Baby Catcher by Peggy Vincent. I’ve read this book before, in fact several times, but I delight in reliving the stories of this midwife and she shares her experiences and the lessons she’s learned.
The best song that you just couldn’t get out of your head?
Redeemed by Big Daddy Weave. I get lost in this song.
The jeans that fit best? (It’s paramount never to wear pants that hurt…)
I don’t wear jeans very often. So I’m going to go with my maternity jeans right now. I’d really rather wear a skirt.
The tool/gizmo/idea that worked best?
I have totally enjoyed my Kindle fire but to be honest, the thing I’ve enjoyed the most since we’ve moved is the pull out cutting board in my kitchen. One of my favorite things ever.
The risk that returned best? (It’s why angels always say it first: “Do not be afraid.” You never start living until you stop fearing.)
Quitting my job before Kerry had found employment to support our family. Without a doubt, turning in my resignation was the scariest but most freeing thing I have felt in a long time. Right up there is the “risk” of trusting God with our family size.

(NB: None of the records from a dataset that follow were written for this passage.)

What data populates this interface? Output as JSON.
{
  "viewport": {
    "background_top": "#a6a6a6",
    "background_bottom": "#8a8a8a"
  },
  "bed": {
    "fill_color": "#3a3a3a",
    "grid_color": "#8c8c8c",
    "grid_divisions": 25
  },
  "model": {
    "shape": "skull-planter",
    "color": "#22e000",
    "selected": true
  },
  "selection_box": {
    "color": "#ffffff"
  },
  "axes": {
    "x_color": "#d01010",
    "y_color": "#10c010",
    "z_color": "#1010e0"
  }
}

We experienced major hurt losing two babies in 6 months this last year, but God used those losses to teach us so much and we risked TRUSTing Him. We find ourselves now 27 weeks pregnant and are thankful for everyday.

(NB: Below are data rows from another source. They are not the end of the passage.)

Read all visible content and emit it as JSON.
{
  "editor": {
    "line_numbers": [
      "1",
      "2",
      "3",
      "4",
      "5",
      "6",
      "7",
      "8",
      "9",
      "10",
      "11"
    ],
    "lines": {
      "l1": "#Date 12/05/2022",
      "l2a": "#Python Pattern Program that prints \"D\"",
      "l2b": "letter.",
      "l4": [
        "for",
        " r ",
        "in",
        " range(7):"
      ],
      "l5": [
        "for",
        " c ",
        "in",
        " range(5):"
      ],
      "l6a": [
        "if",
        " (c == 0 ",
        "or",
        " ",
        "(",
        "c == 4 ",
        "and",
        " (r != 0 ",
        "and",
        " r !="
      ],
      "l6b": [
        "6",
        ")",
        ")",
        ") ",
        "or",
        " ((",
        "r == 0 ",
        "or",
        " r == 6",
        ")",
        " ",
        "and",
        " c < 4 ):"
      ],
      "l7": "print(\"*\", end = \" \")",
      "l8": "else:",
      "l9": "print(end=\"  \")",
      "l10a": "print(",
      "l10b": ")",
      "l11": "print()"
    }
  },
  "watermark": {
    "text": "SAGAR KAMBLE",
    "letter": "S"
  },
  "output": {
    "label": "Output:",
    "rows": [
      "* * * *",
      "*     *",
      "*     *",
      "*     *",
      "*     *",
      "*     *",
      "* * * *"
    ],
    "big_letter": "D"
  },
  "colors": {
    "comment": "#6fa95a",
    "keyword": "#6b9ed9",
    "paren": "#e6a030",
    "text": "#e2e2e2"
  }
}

The best laugh?
My boys bring so many laughs each day. I can’t narrow down just one, everyday is filled with another quip or comment that has me in stitches.

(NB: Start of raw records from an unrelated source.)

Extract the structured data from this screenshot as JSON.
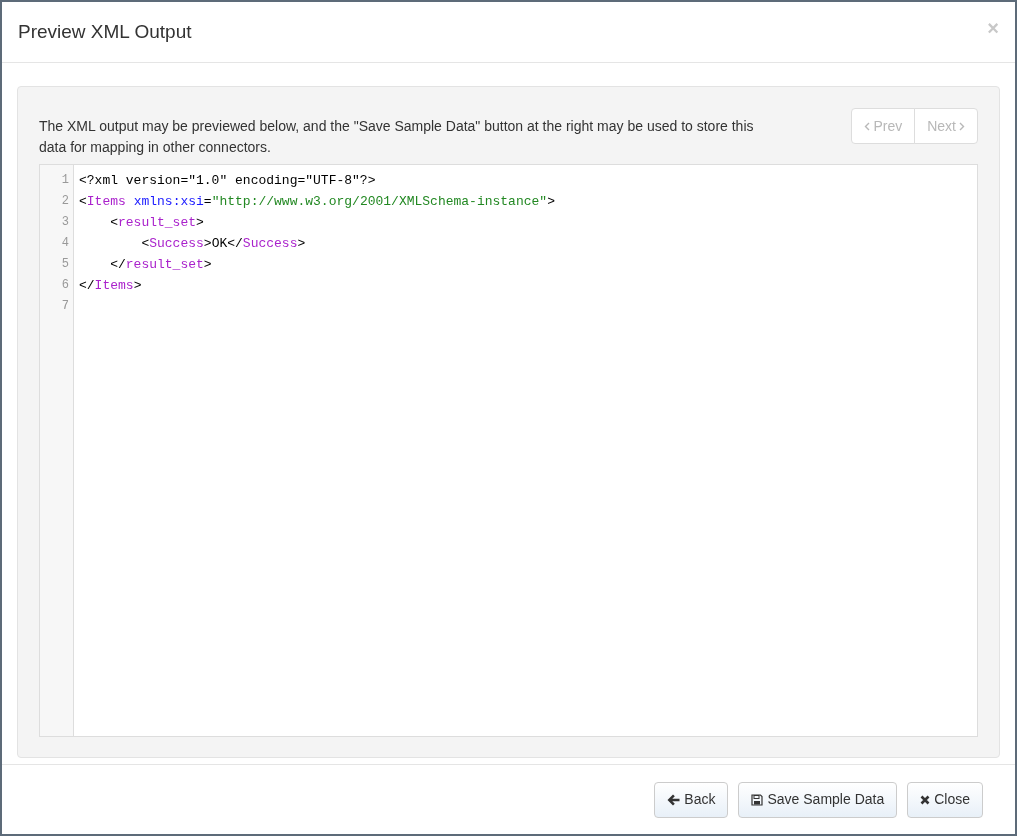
{
  "dialog": {
    "title": "Preview XML Output",
    "close_glyph": "×"
  },
  "intro": "The XML output may be previewed below, and the \"Save Sample Data\" button at the right may be used to store this data for mapping in other connectors.",
  "pager": [
    {
      "label": "Prev",
      "kind": "prev",
      "disabled": true
    },
    {
      "label": "Next",
      "kind": "next",
      "disabled": true
    }
  ],
  "code_lines": [
    {
      "number": "1",
      "tokens": [
        {
          "kind": "plain",
          "text": "<?xml version=\"1.0\" encoding=\"UTF-8\"?>"
        }
      ]
    },
    {
      "number": "2",
      "tokens": [
        {
          "kind": "plain",
          "text": "<"
        },
        {
          "kind": "tag",
          "text": "Items"
        },
        {
          "kind": "attr",
          "text": " xmlns:xsi"
        },
        {
          "kind": "plain",
          "text": "="
        },
        {
          "kind": "string",
          "text": "\"http://www.w3.org/2001/XMLSchema-instance\""
        },
        {
          "kind": "plain",
          "text": ">"
        }
      ]
    },
    {
      "number": "3",
      "tokens": [
        {
          "kind": "plain",
          "text": "    <"
        },
        {
          "kind": "tag",
          "text": "result_set"
        },
        {
          "kind": "plain",
          "text": ">"
        }
      ]
    },
    {
      "number": "4",
      "tokens": [
        {
          "kind": "plain",
          "text": "        <"
        },
        {
          "kind": "tag",
          "text": "Success"
        },
        {
          "kind": "plain",
          "text": ">OK</"
        },
        {
          "kind": "tag",
          "text": "Success"
        },
        {
          "kind": "plain",
          "text": ">"
        }
      ]
    },
    {
      "number": "5",
      "tokens": [
        {
          "kind": "plain",
          "text": "    </"
        },
        {
          "kind": "tag",
          "text": "result_set"
        },
        {
          "kind": "plain",
          "text": ">"
        }
      ]
    },
    {
      "number": "6",
      "tokens": [
        {
          "kind": "plain",
          "text": "</"
        },
        {
          "kind": "tag",
          "text": "Items"
        },
        {
          "kind": "plain",
          "text": ">"
        }
      ]
    },
    {
      "number": "7"
    }
  ],
  "footer_buttons": [
    {
      "label": "Back",
      "kind": "back"
    },
    {
      "label": "Save Sample Data",
      "kind": "save"
    },
    {
      "label": "Close",
      "kind": "close"
    }
  ]
}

The best living?
In the moment. For God in everything we do. Our days are sweetest when we spend every day bringing glory to Him.
The best thing you didn’t want to do — but you did anyway? (Happiness comes to them who pursue hard things.)
Move. I was excited for what God had in store for our family, but I didn’t want to leave the family we made in Pueblo. It was tough and it took some adjusting (it still is), but God called and we answered. Here we are and we are blessed.
What was the best habit?
We started the year reading the Proverb of the day as a family. By far this has been a highlight for our family, reading together and praying as a family. It’s been a wonderful blessing.
The best holiday?
Christmas. As my husband said “You can’t celebrate His first coming without being prepared for His second coming.”
The best gift?
The gift of life, both those still living and those who we learned so much through their death. And most of the all the gift of salvation.
The best sacrifice? (The best way to have more is to give more…)
Raising my children. This is where I’m called, I’m supposed to be here, but the selfish side of me wants something different. I have learned that the best sacrifice is to lay down my desires and be obedient to what God has called me to do. In doing so, it turns out I am blessed beyond measure and it ends up not being such a sacrifice after all.
So… what was the Best of Everything 2012?